The first two names on this list might be the two best players on the roster. Jackson, who participated in camp more than Gilmore, was the best player on the field. Michael Jackson is a tough cut. I love his competitiveness and physicality, both of which fit the Pats system, but the position is too loaded for him to stick around. Bryant looked lost, and like he couldn’t hang with NFL receivers, it’s surprising they didn’t try him out in the slot more, while Ross didn’t stand out outside of one practice. As for 2019 second-round pick Joejuan Williams, he’s transitioning to safety where he can play as a tight end stopper. William’s size and man coverage skills make him a good matchup for tight ends or bigger receivers. We’ll see if he can help in run support effectively enough to stay in the middle of the field.

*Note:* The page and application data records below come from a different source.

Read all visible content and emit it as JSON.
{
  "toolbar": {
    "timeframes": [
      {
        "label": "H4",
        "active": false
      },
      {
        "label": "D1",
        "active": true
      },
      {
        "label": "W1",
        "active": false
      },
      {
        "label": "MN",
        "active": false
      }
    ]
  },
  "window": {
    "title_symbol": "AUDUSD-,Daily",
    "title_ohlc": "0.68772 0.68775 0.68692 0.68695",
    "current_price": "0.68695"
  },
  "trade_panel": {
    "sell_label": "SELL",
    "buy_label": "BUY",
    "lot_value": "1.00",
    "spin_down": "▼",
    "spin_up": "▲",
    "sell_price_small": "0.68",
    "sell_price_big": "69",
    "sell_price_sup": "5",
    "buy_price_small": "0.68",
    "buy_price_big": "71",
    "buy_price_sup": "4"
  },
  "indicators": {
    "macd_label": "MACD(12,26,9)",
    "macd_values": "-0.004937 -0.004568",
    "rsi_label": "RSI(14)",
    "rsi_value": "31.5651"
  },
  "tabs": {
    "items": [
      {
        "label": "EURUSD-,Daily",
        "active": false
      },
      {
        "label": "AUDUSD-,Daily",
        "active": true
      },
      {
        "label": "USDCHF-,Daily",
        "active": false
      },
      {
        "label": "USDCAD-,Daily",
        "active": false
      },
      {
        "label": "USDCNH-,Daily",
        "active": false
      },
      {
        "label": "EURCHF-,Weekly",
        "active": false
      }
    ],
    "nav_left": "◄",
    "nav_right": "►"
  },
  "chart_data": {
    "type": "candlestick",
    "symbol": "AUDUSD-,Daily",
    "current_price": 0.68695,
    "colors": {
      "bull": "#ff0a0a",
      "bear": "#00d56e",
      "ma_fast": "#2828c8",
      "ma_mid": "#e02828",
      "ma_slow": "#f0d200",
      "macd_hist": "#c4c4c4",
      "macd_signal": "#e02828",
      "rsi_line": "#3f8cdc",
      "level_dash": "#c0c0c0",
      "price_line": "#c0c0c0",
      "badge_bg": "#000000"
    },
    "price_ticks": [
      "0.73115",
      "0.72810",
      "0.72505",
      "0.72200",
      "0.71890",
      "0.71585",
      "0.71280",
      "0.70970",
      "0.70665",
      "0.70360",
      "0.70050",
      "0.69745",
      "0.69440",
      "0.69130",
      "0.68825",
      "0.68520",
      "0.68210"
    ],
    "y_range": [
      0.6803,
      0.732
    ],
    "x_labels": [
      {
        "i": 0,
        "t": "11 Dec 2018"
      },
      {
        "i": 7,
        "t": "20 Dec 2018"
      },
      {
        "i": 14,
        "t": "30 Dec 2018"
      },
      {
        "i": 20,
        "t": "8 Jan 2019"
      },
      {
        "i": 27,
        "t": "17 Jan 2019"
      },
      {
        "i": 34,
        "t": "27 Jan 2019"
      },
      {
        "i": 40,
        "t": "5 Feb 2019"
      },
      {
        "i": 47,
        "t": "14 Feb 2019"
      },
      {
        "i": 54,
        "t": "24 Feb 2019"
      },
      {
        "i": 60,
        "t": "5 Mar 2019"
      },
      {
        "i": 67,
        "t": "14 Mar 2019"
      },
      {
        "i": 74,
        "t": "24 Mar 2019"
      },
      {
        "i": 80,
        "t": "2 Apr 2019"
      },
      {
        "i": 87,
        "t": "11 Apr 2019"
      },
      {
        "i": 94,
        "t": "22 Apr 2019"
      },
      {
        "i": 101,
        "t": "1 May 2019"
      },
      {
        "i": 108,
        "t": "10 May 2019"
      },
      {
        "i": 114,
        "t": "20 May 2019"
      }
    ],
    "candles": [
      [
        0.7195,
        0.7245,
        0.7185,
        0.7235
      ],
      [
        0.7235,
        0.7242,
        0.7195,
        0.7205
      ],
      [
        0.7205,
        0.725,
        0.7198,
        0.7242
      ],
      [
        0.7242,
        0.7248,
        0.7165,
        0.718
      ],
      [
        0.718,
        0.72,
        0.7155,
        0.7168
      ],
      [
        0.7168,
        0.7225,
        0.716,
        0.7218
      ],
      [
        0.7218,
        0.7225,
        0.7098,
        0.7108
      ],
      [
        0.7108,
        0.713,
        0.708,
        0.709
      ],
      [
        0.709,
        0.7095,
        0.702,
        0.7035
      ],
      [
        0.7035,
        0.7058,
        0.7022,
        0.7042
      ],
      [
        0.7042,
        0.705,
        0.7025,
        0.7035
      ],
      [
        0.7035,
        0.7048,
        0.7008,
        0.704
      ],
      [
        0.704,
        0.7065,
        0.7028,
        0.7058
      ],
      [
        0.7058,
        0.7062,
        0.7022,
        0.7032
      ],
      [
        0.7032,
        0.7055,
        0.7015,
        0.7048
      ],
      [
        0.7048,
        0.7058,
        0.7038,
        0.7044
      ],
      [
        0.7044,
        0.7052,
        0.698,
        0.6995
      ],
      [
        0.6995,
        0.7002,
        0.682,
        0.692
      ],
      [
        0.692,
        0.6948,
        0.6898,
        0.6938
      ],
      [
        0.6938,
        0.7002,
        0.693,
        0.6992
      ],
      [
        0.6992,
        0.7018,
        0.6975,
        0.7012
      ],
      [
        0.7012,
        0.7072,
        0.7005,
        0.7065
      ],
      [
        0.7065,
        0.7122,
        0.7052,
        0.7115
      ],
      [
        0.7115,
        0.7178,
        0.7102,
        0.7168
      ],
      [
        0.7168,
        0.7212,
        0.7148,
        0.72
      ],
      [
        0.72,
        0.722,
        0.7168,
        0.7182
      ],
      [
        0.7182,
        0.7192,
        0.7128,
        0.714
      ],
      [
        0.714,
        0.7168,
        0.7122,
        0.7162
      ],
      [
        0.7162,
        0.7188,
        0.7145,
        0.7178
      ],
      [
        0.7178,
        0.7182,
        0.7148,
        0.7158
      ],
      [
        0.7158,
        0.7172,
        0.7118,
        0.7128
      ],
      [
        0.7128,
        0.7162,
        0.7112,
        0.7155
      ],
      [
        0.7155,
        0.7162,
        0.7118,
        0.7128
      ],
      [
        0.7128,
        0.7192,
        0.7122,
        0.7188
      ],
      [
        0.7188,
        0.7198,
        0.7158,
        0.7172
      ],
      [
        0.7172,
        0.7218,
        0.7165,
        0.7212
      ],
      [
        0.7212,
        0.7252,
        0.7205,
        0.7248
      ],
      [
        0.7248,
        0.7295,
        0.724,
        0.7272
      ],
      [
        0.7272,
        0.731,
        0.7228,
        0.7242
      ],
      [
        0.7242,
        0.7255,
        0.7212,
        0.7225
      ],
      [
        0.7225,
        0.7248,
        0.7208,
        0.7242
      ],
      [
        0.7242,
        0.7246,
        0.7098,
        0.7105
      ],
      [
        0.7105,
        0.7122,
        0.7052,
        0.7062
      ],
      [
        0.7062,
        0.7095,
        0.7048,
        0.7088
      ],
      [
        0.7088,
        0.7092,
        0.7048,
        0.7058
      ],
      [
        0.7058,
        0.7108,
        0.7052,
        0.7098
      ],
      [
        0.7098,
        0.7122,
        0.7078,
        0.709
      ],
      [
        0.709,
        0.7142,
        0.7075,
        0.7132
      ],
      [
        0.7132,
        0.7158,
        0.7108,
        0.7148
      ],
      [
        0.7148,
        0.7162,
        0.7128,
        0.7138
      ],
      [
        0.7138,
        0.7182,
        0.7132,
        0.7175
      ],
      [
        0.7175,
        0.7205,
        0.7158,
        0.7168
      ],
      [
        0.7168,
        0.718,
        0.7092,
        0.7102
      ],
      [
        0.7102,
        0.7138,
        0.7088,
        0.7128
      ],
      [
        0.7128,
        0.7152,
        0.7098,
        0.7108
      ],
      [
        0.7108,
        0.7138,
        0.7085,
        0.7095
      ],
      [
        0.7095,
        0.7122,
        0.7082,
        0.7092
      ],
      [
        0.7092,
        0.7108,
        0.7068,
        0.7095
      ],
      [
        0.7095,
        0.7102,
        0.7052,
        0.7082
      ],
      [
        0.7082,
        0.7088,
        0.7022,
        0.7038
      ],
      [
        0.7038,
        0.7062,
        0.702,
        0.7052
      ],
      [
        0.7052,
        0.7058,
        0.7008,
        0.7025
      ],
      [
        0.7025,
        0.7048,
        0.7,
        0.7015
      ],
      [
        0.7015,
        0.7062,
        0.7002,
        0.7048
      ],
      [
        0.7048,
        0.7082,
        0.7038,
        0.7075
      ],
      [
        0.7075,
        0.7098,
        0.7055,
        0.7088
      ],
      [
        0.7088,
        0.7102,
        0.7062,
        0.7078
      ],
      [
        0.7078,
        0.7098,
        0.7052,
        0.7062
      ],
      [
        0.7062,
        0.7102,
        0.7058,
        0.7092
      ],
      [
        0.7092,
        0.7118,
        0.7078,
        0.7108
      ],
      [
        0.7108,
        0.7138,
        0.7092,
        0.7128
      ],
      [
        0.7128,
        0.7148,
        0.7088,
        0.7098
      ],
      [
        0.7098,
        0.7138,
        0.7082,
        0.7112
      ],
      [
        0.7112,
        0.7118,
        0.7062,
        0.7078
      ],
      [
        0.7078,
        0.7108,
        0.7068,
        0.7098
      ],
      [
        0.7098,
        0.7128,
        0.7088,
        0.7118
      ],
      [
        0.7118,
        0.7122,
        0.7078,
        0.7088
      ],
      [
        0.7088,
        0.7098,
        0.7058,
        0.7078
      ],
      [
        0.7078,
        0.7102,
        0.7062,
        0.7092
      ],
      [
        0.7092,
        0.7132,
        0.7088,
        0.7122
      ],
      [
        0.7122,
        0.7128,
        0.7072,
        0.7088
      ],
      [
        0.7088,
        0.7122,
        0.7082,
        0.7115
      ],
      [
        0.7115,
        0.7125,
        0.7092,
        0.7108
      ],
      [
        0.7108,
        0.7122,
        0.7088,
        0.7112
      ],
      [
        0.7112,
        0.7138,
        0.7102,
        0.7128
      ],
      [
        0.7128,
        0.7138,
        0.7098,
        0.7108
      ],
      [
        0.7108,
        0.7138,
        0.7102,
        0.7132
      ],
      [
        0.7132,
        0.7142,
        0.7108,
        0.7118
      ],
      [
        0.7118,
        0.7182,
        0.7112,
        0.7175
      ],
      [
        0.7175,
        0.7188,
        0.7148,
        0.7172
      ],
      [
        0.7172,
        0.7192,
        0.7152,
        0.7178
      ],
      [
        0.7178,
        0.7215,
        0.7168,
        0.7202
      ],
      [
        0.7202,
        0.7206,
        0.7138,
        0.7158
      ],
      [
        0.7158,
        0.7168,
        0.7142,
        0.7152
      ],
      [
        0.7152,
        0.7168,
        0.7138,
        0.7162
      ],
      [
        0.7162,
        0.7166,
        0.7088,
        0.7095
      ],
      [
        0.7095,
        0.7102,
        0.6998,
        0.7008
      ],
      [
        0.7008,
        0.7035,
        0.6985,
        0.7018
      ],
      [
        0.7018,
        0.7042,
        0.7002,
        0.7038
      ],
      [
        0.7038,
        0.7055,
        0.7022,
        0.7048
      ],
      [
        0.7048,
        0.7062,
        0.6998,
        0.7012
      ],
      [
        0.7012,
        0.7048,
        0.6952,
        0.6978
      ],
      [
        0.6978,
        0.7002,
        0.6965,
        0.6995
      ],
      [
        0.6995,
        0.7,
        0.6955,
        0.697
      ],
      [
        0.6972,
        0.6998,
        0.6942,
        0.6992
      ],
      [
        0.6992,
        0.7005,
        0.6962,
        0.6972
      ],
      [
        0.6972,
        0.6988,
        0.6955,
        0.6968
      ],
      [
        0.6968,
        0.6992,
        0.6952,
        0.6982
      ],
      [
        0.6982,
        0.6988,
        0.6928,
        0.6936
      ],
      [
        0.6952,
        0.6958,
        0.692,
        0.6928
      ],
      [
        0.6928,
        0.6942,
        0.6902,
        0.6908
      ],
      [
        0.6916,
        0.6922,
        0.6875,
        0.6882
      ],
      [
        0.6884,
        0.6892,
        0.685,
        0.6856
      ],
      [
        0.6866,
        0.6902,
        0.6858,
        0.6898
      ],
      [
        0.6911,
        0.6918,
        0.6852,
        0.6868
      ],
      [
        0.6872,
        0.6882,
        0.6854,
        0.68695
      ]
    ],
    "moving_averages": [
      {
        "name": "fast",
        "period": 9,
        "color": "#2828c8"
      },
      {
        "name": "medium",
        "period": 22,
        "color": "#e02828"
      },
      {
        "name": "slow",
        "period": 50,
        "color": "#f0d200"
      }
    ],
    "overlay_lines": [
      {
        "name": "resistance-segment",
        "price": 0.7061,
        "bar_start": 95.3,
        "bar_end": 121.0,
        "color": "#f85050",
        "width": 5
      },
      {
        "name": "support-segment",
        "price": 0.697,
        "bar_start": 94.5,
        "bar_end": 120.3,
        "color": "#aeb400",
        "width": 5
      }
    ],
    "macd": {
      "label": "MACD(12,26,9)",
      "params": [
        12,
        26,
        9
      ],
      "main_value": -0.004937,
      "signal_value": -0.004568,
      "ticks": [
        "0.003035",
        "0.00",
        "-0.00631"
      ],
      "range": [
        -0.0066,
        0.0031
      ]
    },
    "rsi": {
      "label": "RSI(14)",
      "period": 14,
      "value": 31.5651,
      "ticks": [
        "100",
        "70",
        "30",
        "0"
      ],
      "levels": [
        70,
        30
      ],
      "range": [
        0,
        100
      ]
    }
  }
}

SAFETY (5): Devin McCourty, Kyle Dugger, Terrence Brooks, Adrian Phillips, Cody Davis
The Patriots keep all five safeties currently on their roster for two reasons: one, Belichick loves his safeties, and two, there’s a role for all of them. The leader, McCourty, will play in his usual free safety spot and move around the defense. As for the Dugger, Brooks, Phillips trio, those guys can insert into the box and play at the linebacker level where they can guard backs and tight ends. Dugger, the Pats’ top pick in April’s draft, is learning quickly, and we’ve seen his game translate nicely to the NFL level. He can play either deep safety, where he played in college, or in the box, and said his veteran teammates and coaches are helping him learn the Chung role. Dugger’s instincts and athleticism keep him around the ball, giving him intriguing playmaker qualities. Davis is another depth free safety option that is also taking on an Nate Ebner-like role on special teams. With Ebner, Brandon Bolden, and Brandon King (reserve PUP) no longer in the mix, the Pats keep Davis to add him to their group of kick coverage specialists.
SPECIALISTS (3): Nick Folk, Jake Bailey, Joe Cardona
Cut: Justin Rohrwasser
Folk gets the nod over rookie kicker Justin Rohrwasser because he’s just plain better. Folk went 17-for-20 on field goals since joining the Patriots while Rohrwasser was 11-for-20 over that span. Plus, Folk has plenty of NFL experience, including a successful stint with the Pats in 2019. Rohrwasser has a big leg, and we see that on display at practice when he kicks from over 50 yards, but he’s wildly inconsistent and had some brutal misses. Rohrwasser will likely end up on the practice squad.
COVERAGE ACES (1): Matthew Slater
Cut: Justin Bethel
Some might immediately say there’s no way Bill Belichick will release Bethel. However, if you keep the veteran special teamer, you need to leave off a younger player with higher upside. For example, there isn’t a spot for one of the rookie offensive linemen or a sixth wide receiver (Jeff Thomas). The team might not need to make this move if something is going on behind the scenes that we do not know, like an injured player or trade. Regardless, trying to integrate younger players should be a priority this season, not hanging onto every last special teamer as they would in the Brady era.